Work task:
Please print out the entries below unchanged and skip the images.

____ Data provided

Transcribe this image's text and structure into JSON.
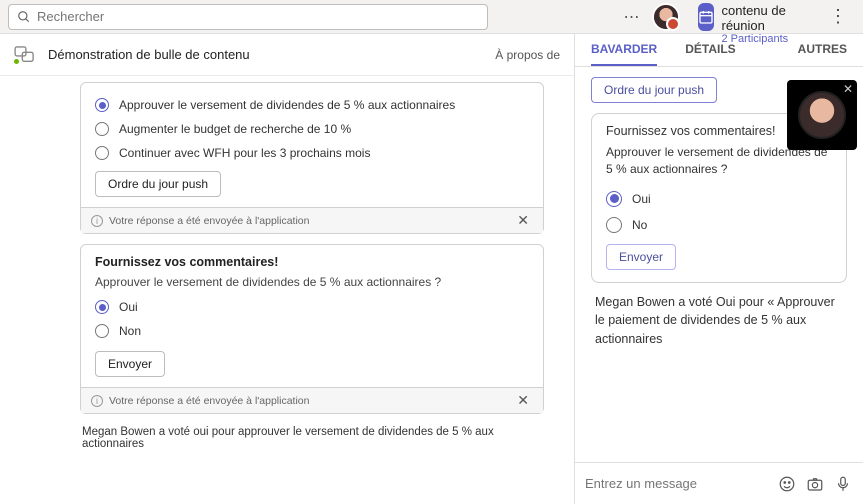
{
  "search": {
    "placeholder": "Rechercher"
  },
  "meeting": {
    "title": "Bulle de contenu de réunion",
    "participants": "2 Participants"
  },
  "left": {
    "title": "Démonstration de bulle de contenu",
    "tab_about": "À propos de",
    "card1": {
      "opt1": "Approuver le versement de dividendes de 5 % aux actionnaires",
      "opt2": "Augmenter le budget de recherche de 10 %",
      "opt3": "Continuer avec WFH pour les 3 prochains mois",
      "push_btn": "Ordre du jour push",
      "footer": "Votre réponse a été envoyée à l'application"
    },
    "card2": {
      "heading": "Fournissez vos commentaires!",
      "question": "Approuver le versement de dividendes de 5 % aux actionnaires ?",
      "yes": "Oui",
      "no": "Non",
      "send": "Envoyer",
      "footer": "Votre réponse a été envoyée à l'application"
    },
    "vote_line": "Megan Bowen a voté oui pour approuver le versement de dividendes de 5 % aux actionnaires"
  },
  "right": {
    "tabs": {
      "chat": "BAVARDER",
      "details": "DÉTAILS",
      "others": "AUTRES"
    },
    "push_btn": "Ordre du jour push",
    "card": {
      "heading": "Fournissez vos commentaires!",
      "question": "Approuver le versement de dividendes de 5 % aux actionnaires ?",
      "yes": "Oui",
      "no": "No",
      "send": "Envoyer"
    },
    "status": "Megan Bowen a voté Oui pour « Approuver le paiement de dividendes de 5 % aux actionnaires",
    "compose_placeholder": "Entrez un message"
  }
}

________

Solution to this problem:
Transcribe this image's text and structure into JSON.
{
  "search": {
    "placeholder": "Rechercher"
  },
  "meeting": {
    "title": "Bulle de contenu de réunion",
    "participants": "2 Participants"
  },
  "left": {
    "title": "Démonstration de bulle de contenu",
    "tab_about": "À propos de",
    "card1": {
      "opt1": "Approuver le versement de dividendes de 5 % aux actionnaires",
      "opt2": "Augmenter le budget de recherche de 10 %",
      "opt3": "Continuer avec WFH pour les 3 prochains mois",
      "push_btn": "Ordre du jour push",
      "footer": "Votre réponse a été envoyée à l'application"
    },
    "card2": {
      "heading": "Fournissez vos commentaires!",
      "question": "Approuver le versement de dividendes de 5 % aux actionnaires ?",
      "yes": "Oui",
      "no": "Non",
      "send": "Envoyer",
      "footer": "Votre réponse a été envoyée à l'application"
    },
    "vote_line": "Megan Bowen a voté oui pour approuver le versement de dividendes de 5 % aux actionnaires"
  },
  "right": {
    "tabs": {
      "chat": "BAVARDER",
      "details": "DÉTAILS",
      "others": "AUTRES"
    },
    "push_btn": "Ordre du jour push",
    "card": {
      "heading": "Fournissez vos commentaires!",
      "question": "Approuver le versement de dividendes de 5 % aux actionnaires ?",
      "yes": "Oui",
      "no": "No",
      "send": "Envoyer"
    },
    "status": "Megan Bowen a voté Oui pour « Approuver le paiement de dividendes de 5 % aux actionnaires",
    "compose_placeholder": "Entrez un message"
  }
}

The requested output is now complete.